(Website and app data records)
☆ ☆ ☆

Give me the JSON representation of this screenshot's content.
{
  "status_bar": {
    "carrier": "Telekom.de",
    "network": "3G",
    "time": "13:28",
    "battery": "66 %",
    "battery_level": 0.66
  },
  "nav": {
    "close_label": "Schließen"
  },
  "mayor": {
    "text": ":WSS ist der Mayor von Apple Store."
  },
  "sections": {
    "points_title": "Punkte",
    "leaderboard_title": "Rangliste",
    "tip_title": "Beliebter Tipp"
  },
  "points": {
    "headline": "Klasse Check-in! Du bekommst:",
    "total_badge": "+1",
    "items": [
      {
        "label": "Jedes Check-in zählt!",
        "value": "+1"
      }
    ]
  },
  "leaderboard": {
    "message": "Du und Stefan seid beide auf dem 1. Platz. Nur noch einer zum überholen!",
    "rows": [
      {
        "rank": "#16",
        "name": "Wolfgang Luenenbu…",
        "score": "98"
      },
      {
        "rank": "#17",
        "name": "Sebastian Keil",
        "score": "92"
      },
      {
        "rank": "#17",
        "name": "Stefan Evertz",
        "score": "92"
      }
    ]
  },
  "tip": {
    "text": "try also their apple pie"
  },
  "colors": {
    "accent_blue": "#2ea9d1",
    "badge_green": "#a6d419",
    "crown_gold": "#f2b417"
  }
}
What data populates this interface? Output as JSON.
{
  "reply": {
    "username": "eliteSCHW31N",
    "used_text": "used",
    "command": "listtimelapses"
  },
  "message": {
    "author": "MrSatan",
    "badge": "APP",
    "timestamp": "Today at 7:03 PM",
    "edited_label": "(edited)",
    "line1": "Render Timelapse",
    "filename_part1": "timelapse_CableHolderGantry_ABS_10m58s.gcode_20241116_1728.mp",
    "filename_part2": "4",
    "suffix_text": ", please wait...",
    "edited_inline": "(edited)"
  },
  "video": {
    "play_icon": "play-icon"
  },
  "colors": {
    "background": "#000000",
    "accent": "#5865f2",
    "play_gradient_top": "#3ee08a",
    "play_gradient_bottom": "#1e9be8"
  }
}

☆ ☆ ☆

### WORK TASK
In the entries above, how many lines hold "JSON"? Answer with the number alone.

### EXERCISE RESPONSE
2